In our advanced programmable era, we can achieve anything. Fictional elements are already turning into the factual matter. Dreams are becoming a real thing. Our fantasies are just an inception of invention ideas.
3D years is past and now we are looking forward to its successor technology 4D printing. The next level of 3D printing is moving into the next dimension i.e. 4th dimension. 4D printing is also known as adaptive additive manufacturing, active origami( Japanese art of paper folding), bioprinting and shape morphing system.
In a partnership between MIT’s (Massachusetts Institute of Technology) Self-Assembly Lab and Stratasys education and R&D departments, a new process called 4D printing is being developed.

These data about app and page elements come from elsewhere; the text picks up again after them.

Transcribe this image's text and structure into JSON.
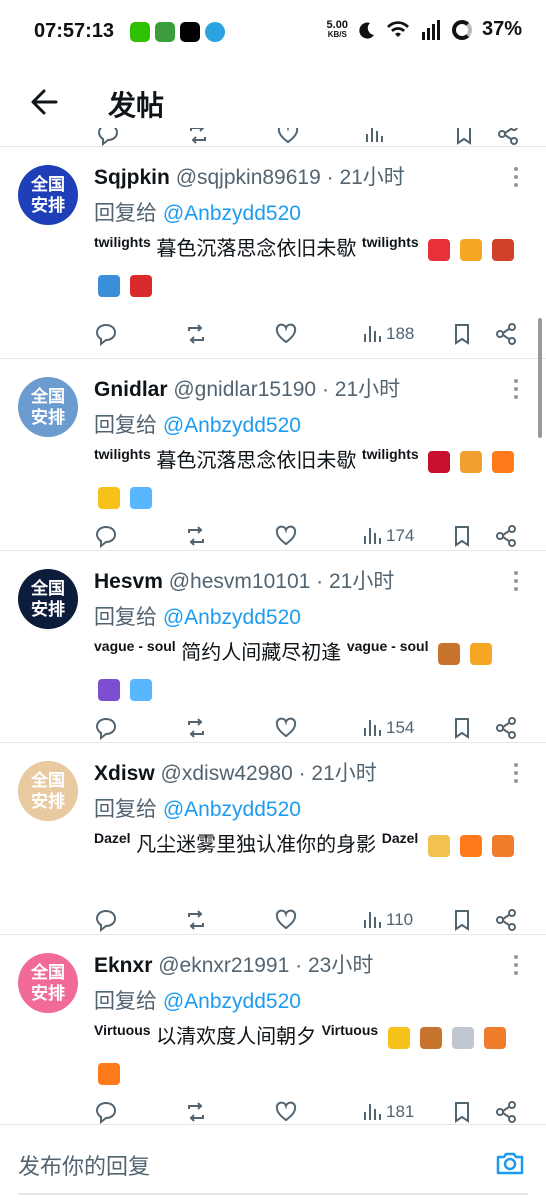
{
  "status_bar": {
    "time": "07:57:13",
    "network_speed_value": "5.00",
    "network_speed_unit": "KB/S",
    "battery": "37%",
    "notification_icons": [
      "wechat-icon",
      "game-icon",
      "x-icon",
      "telegram-icon"
    ]
  },
  "header": {
    "title": "发帖"
  },
  "colors": {
    "accent": "#1d9bf0",
    "muted": "#536471",
    "text": "#0f1419"
  },
  "posts": [
    {
      "avatar_text": "全国安排",
      "avatar_color": "#1e3fb8",
      "name": "Sqjpkin",
      "handle": "@sqjpkin89619",
      "time": "· 21小时",
      "reply_prefix": "回复给 ",
      "reply_mention": "@Anbzydd520",
      "deco_left": "twilights",
      "text": "暮色沉落思念依旧未歇",
      "deco_right": "twilights",
      "emojis": [
        "balloon-emoji",
        "rainbow-emoji",
        "mushroom-emoji",
        "luggage-emoji",
        "flag-emoji"
      ],
      "views": "188"
    },
    {
      "avatar_text": "全国安排",
      "avatar_color": "#6b9bcf",
      "name": "Gnidlar",
      "handle": "@gnidlar15190",
      "time": "· 21小时",
      "reply_prefix": "回复给 ",
      "reply_mention": "@Anbzydd520",
      "deco_left": "twilights",
      "text": "暮色沉落思念依旧未歇",
      "deco_right": "twilights",
      "emojis": [
        "rose-emoji",
        "gift-emoji",
        "fire-emoji",
        "sunflower-emoji",
        "gem-emoji"
      ],
      "views": "174"
    },
    {
      "avatar_text": "全国安排",
      "avatar_color": "#0b1d3a",
      "name": "Hesvm",
      "handle": "@hesvm10101",
      "time": "· 21小时",
      "reply_prefix": "回复给 ",
      "reply_mention": "@Anbzydd520",
      "deco_left": "vague - soul",
      "text": "简约人间藏尽初逢",
      "deco_right": "vague - soul",
      "emojis": [
        "fallen-leaf-emoji",
        "rainbow-emoji",
        "umbrella-emoji",
        "gem-emoji"
      ],
      "views": "154"
    },
    {
      "avatar_text": "全国安排",
      "avatar_color": "#e8c9a0",
      "name": "Xdisw",
      "handle": "@xdisw42980",
      "time": "· 21小时",
      "reply_prefix": "回复给 ",
      "reply_mention": "@Anbzydd520",
      "deco_left": "Dazel",
      "text": "凡尘迷雾里独认准你的身影",
      "deco_right": "Dazel",
      "emojis": [
        "thumbs-up-emoji",
        "fire-emoji",
        "party-popper-emoji"
      ],
      "views": "110"
    },
    {
      "avatar_text": "全国安排",
      "avatar_color": "#f06a9a",
      "name": "Eknxr",
      "handle": "@eknxr21991",
      "time": "· 23小时",
      "reply_prefix": "回复给 ",
      "reply_mention": "@Anbzydd520",
      "deco_left": "Virtuous",
      "text": "以清欢度人间朝夕",
      "deco_right": "Virtuous",
      "emojis": [
        "sunflower-emoji",
        "fallen-leaf-emoji",
        "rocket-emoji",
        "party-popper-emoji",
        "fire-emoji"
      ],
      "views": "181"
    }
  ],
  "reply_bar": {
    "placeholder": "发布你的回复"
  }
}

Imagine owning a magic brush that could produce objects from images. You are in luck because the modern 3D printers are capable of doing exactly that -providing a form to anything you can imagine. But now scientists are working towards adding a fourth dimension-time-to these printed objects, blurring the border between fact and fiction. Usually, 3D printers related objects by printing multiple layers of a plastic or alloy based ink, one over another. Now, scientists are adding to this multistep method to code flexibility in the printed objects. The technique is quite simple: instead of using a single printing ink, use a combination of different materials. Stacked together, the layers of different matter behave differently. While some expand on heating, other maintain their structure.The object then would alter its shape with change in temperature. For instance, if you print a 4D vase sensitive to the temperature you could stretch it, cause the base to expand or even change its color-all by a minor rise or fall in mercury.
The researchers are exploring this technique with respect to other factors like pressure and moisture. Soon you could perhaps buy fabric that changes with the season, shoes that alter grip based on activity, wall paint that will reflect sunlight, pipes that would self-assemble in response to pressure changes, even tires that will morph into a robust version on rough terrain. Scientists are making use of a special material called shape memory polymers for 4D designing. Usually, such polymers exhibit higher flexibility at increased temperatures. So immediately after the polymer is cast into its mould, the researchers fold them into desired shapes and leave it to cool- like making a flower out of play dough and allowing it to dry. But here’s the cool part: these polymers keep the memory of their cast version intact and revert to their original forms when subjected to a higher temperature. This shape switch is the key to 4D printing. Now, this may sound extremely complicated but when guided by precise software, the structure and its multiple contortions are always predetermined.
Only recently, studies revealed that spider web silk bears properties similar to an optical fiber. Being a protein, it can also react to changes in temperature. pressure, and its pH, unlike glass. By impregnating such polymers or live cells with biocompatible ink, scientists can code for self-healing tissue and whole organs that could persist within the body.
The technology is creating ripples even in its infancy. In August 2015, scientists at the Hangzhou Dianzi University, China, invented their own 3D printer which could print human tissue.
The new printing material “Flink”, which stands for “functional living ink”, is recently presented the technique in the journal Science Advances.
There is yet another way in which 4D printing could save lives. Use of self-repairing assault drones to reduce the loss of life in case of war. 4D printing is also being explored with respect to robotics, drug delivery, and biosensors, but once its true potential is unleashed the applications would be limitless.
A case in point is the concept for a 4D printed BMW car unveiled by the German automobile giant on its centennial (100th) anniversary celebrations. The message is loud and clear-4D printing has arrived and is all set to create shape-altering cars, power generating garments, everything else that yoiu ever imagined and ton of other stuff that you never imagined.
- What is 4d printing and its 4th dimension-fossbytes.com
- 4D printing- Wikipedia.
- Feature image-sculpteo.com